(Collection entries)
····················

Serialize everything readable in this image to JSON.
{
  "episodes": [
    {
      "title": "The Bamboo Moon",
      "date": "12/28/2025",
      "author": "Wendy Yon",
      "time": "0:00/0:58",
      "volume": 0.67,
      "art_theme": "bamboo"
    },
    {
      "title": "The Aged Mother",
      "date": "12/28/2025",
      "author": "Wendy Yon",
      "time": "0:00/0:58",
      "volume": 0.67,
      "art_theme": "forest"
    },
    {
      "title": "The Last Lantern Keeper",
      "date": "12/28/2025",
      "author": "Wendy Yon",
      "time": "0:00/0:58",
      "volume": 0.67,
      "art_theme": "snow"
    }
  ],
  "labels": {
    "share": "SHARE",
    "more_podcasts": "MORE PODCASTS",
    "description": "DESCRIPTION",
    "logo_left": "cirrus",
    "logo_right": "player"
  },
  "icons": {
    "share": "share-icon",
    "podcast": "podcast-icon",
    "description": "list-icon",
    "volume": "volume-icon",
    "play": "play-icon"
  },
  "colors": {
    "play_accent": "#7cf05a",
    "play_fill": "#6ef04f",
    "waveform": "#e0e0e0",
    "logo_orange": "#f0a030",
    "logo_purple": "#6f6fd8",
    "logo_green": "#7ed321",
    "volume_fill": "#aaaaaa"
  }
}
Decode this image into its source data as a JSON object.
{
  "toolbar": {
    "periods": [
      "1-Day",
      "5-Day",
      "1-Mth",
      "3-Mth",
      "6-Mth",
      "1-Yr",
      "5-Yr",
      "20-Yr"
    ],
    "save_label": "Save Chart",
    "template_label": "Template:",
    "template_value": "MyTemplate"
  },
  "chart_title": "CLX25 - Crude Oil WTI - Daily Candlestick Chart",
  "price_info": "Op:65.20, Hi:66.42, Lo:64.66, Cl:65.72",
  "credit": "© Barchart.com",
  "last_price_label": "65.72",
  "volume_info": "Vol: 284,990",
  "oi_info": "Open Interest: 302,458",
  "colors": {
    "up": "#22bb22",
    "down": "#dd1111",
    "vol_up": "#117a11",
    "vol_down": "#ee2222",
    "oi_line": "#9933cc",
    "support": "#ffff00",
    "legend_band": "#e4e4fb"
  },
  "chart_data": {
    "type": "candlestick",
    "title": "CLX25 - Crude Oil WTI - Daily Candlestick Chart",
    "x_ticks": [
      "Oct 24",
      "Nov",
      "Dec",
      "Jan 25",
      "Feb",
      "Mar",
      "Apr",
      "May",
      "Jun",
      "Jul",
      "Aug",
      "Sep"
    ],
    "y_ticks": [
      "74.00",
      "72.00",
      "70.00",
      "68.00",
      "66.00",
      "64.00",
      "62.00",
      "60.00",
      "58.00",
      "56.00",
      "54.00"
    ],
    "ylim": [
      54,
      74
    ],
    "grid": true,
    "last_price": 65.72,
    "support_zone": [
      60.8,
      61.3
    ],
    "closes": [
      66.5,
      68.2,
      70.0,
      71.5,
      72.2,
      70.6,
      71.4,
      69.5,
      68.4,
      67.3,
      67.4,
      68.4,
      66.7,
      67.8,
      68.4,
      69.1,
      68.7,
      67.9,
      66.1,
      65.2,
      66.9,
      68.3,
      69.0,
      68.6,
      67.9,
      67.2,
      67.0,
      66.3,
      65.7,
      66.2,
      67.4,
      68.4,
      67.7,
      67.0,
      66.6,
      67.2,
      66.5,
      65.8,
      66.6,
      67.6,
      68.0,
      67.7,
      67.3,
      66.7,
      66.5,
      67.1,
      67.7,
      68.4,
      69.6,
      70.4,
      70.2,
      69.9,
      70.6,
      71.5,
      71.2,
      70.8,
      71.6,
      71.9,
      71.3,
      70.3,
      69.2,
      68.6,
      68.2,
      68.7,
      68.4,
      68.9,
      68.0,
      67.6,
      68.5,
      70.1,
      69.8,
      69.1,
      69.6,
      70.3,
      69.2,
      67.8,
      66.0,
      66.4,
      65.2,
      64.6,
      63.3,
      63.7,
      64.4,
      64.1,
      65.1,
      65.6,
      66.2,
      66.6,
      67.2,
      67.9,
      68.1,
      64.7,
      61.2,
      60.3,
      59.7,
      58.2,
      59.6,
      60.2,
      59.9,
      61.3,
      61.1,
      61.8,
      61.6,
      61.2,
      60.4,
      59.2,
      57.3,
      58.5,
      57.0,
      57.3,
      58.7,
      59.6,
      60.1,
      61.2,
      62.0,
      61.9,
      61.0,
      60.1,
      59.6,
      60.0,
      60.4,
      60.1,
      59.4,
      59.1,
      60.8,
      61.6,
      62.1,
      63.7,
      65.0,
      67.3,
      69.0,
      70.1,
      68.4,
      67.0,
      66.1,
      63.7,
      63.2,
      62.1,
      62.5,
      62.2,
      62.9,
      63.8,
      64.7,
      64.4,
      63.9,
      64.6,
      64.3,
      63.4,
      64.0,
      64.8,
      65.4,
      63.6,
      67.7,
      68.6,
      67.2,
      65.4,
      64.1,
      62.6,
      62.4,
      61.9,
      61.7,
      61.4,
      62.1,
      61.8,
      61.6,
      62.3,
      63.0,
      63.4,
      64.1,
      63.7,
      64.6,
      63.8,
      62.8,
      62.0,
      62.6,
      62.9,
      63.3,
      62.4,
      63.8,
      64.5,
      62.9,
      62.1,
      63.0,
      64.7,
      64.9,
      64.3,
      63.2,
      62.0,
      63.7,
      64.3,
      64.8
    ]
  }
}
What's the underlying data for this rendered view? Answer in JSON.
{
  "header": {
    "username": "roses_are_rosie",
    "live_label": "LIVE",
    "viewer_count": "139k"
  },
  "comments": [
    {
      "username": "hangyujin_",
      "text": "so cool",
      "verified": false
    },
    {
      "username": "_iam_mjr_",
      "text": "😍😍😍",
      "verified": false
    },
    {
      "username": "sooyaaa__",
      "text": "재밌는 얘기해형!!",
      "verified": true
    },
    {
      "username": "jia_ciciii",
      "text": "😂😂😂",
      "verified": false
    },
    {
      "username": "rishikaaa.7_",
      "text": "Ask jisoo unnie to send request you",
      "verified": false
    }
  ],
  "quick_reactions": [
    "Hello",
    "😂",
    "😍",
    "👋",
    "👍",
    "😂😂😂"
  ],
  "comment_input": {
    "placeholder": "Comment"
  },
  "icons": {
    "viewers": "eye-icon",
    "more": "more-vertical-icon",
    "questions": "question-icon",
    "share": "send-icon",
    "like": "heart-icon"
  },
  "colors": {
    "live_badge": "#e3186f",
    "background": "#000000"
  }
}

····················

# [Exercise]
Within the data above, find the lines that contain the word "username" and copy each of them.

# [Exercise output]
    "username": "roses_are_rosie",
      "username": "hangyujin_",
      "username": "_iam_mjr_",
      "username": "sooyaaa__",
      "username": "jia_ciciii",
      "username": "rishikaaa.7_",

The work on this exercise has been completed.